A strong work ethic means you’re reliable, motivated, and always ready to go the extra mile. Employers want someone they can count on to show up on time, put in the effort, and take pride in their work.
So, if you want to stand out from the competition, make sure to showcase your A+ work ethic as one of your top skills. A curated portfolio or stellar recommendation letters can give employers the information they need about how you work. 💯
9. Relevant Experience or Willingness to Learn 📑
Hear us out: companies searching for relevant experience from fresh college graduates may not be as ridiculous as it sounds. Why? Because you’ve been sitting on a goldmine of skill-building activities in college, such as club positions, student internships, and part-time jobs. 😉
Employers are on the hunt for individuals with some sort of familiarity with the industry they’re trying to enter and those who are willing to learn, but having relevant experience can become more of a requirement than an option when you’re entering a highly technical field like engineering or medicine. 💯
All it takes to build this skill is becoming active and mindful of the skills you learn as you join campus events and job-related activities, from study-abroad programs to taking online courses. Just make sure to highlight their connection to the job you’re applying for in your cover letter.
10. Intercultural Sensitivity 🌍
Okay, so you’ve got the brains for the job, but how well do you fit within a diverse company in a globalized world? That’s one factor that companies, especially huge multinational ones, consider during the hiring process.
To put things into perspective, teachers have to communicate with parents who have immigrated, a computer analyst may end up working with a team based in Asia, and a logistics officer could end up with clients from all around the world. 🤝
Insisting on your own culture’s ways just won’t cut it in modern workplaces. So, if you want to up your inclusivity and diversity badge, get involved with your college’s international community or go on a student exchange. ✈️
If you can’t do either, reading books is another option that’s scientifically proven to expose you to new perspectives and hone empathy.
An outstanding college transcript may get you one foot closer to employment after graduation. But unless you work on these invaluable skills, your job search chances aren’t secured.
Building up the job skills employers want from fresh graduates won’t happen overnight, so take advantage of every opportunity your college throws your way. 💯
Essential Job Skills Graduates Must Have to Land a Job: Frequently Asked Questions
What skills do employers want from college graduates?
Aside from an impressive academic record, employers need the following job skills from fresh college graduates:
1. Critical thinking and problem-solving
2. Oral and written communication
3. Collaboration and teamwork
4. Time management
5. Adaptability and resilience
6. Information technology
8. Work ethic
9. Relevant experience or willingness to learn
10. Intercultural sensitivity
Basic knowledge of Microsoft Excel, photo and video editing, or familiarity with common tools or software in your industry can also help you stand out.

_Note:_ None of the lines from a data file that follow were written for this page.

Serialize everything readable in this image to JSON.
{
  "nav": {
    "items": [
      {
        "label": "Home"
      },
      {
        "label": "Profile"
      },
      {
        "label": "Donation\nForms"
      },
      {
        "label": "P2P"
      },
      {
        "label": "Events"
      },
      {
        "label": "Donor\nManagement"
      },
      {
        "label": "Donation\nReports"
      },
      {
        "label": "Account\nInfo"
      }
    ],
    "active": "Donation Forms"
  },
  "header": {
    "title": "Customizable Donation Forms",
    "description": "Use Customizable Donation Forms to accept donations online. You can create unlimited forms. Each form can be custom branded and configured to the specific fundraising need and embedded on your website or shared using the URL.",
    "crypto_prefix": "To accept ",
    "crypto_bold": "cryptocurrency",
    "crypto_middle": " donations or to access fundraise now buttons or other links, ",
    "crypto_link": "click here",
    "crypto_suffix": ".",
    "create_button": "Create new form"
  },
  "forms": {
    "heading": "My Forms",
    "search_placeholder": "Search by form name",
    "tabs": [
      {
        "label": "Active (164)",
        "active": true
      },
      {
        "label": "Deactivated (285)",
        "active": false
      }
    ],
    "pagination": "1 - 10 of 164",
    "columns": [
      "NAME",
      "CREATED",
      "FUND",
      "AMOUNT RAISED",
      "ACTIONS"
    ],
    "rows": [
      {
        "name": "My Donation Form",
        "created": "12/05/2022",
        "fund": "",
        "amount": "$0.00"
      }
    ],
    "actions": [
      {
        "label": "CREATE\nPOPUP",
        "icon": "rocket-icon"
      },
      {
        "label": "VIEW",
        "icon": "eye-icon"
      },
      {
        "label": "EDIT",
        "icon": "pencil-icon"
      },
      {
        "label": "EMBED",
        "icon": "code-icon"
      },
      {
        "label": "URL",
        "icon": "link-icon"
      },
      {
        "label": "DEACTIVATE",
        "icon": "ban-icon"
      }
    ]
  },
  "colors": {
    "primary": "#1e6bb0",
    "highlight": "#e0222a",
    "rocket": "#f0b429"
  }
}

What do employers look for in graduates aside from hard skills?
Employers look for graduates who can do the job (hard skills) and do it well (soft skills) due to their positive outlook and overall good work ethic. That’s why it’s important to highlight and connect these two during your job interview.

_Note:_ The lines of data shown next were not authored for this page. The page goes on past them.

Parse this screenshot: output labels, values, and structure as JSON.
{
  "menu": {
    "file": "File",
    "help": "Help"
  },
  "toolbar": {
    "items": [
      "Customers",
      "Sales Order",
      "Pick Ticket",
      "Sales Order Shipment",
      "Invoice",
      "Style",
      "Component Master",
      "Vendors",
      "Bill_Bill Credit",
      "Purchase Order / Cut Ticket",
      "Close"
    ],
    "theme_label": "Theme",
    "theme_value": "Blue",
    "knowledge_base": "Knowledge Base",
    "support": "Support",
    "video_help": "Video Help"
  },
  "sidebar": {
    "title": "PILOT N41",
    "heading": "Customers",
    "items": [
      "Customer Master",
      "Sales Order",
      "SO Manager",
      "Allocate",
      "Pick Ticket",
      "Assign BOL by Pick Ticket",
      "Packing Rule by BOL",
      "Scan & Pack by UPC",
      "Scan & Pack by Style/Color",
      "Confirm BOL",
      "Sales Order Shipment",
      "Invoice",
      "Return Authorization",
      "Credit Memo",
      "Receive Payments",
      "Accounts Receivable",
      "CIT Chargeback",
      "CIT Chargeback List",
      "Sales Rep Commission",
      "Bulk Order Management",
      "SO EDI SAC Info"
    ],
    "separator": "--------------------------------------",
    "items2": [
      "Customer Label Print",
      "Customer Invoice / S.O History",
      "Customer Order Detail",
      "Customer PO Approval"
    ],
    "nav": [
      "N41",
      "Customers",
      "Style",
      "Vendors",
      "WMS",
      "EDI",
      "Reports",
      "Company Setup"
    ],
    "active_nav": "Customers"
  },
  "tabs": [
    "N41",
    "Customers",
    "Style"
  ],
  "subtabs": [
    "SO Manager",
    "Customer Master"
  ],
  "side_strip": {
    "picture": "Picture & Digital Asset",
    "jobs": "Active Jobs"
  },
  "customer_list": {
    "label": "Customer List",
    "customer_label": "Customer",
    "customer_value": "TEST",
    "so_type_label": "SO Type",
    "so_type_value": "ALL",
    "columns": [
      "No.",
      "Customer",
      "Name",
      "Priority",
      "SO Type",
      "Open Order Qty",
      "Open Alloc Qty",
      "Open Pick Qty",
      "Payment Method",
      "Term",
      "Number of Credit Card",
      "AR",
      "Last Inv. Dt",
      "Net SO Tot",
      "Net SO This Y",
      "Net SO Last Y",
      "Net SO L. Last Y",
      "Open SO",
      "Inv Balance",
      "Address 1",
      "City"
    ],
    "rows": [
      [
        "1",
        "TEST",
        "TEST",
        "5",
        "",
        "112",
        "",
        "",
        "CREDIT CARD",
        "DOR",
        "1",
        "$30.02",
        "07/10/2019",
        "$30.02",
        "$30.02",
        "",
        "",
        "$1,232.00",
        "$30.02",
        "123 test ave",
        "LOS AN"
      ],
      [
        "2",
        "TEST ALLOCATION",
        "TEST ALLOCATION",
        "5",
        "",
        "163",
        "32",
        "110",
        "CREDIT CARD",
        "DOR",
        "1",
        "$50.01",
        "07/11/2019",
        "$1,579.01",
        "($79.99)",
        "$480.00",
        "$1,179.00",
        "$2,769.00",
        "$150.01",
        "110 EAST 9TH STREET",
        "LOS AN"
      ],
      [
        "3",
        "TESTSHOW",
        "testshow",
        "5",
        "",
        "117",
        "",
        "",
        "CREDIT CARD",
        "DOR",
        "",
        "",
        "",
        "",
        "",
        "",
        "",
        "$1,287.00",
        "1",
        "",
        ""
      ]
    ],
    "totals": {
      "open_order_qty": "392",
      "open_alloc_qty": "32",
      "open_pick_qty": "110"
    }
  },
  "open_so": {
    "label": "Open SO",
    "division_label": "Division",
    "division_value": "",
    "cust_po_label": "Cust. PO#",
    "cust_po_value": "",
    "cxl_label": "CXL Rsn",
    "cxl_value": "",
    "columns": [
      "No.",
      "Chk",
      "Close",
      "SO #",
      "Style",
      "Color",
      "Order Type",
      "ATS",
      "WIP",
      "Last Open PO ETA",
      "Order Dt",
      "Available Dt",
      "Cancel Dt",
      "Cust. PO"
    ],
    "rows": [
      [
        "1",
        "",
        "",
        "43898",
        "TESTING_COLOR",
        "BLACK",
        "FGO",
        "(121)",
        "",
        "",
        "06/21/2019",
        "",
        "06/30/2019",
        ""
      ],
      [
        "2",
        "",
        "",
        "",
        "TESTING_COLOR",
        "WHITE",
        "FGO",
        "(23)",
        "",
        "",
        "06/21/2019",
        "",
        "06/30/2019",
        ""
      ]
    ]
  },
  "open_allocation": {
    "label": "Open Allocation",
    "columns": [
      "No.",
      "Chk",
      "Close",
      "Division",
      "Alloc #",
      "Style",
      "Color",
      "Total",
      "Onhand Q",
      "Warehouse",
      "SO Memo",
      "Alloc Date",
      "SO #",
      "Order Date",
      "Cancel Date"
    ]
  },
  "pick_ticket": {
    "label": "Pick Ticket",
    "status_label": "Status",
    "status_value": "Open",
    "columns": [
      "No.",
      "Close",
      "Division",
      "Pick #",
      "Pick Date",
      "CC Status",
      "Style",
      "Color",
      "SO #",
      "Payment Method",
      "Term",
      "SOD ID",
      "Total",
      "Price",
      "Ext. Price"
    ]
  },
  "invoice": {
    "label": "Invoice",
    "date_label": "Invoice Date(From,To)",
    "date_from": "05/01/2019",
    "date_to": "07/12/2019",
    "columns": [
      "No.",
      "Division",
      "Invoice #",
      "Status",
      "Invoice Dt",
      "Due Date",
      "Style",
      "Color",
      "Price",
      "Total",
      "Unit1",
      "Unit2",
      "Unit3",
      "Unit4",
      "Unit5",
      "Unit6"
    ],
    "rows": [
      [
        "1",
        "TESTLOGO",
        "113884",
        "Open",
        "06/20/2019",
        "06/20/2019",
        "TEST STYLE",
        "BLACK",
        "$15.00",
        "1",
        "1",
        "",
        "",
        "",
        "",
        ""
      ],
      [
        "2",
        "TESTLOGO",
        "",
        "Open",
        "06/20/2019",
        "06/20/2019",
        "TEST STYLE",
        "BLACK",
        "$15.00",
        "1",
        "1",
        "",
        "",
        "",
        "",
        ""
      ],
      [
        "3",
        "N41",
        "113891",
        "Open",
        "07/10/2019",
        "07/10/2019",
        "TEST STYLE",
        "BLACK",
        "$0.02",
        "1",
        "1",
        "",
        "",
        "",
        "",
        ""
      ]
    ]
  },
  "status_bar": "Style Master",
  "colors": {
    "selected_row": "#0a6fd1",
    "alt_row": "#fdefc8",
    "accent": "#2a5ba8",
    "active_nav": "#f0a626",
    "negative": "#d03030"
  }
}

What should a fresh graduate put on a resume?
Make your resume stand out by highlighting job-relevant and specific skills and notable achievements you have gained from college and extracurriculars.
Quantify what you can, add keywords, and proofread to make sure everything’s written clearly and with no errors.
How can I get a job after college with no experience?
How do I answer “strengths and weaknesses” during job interviews?
Employers ask this question to check your self-awareness and cultural fit within the company, and it’s another area for you to convince them to hire you.
Mention job-relevant strengths that you can back up with evidence and frame your weaknesses as areas of improvement you are currently working on.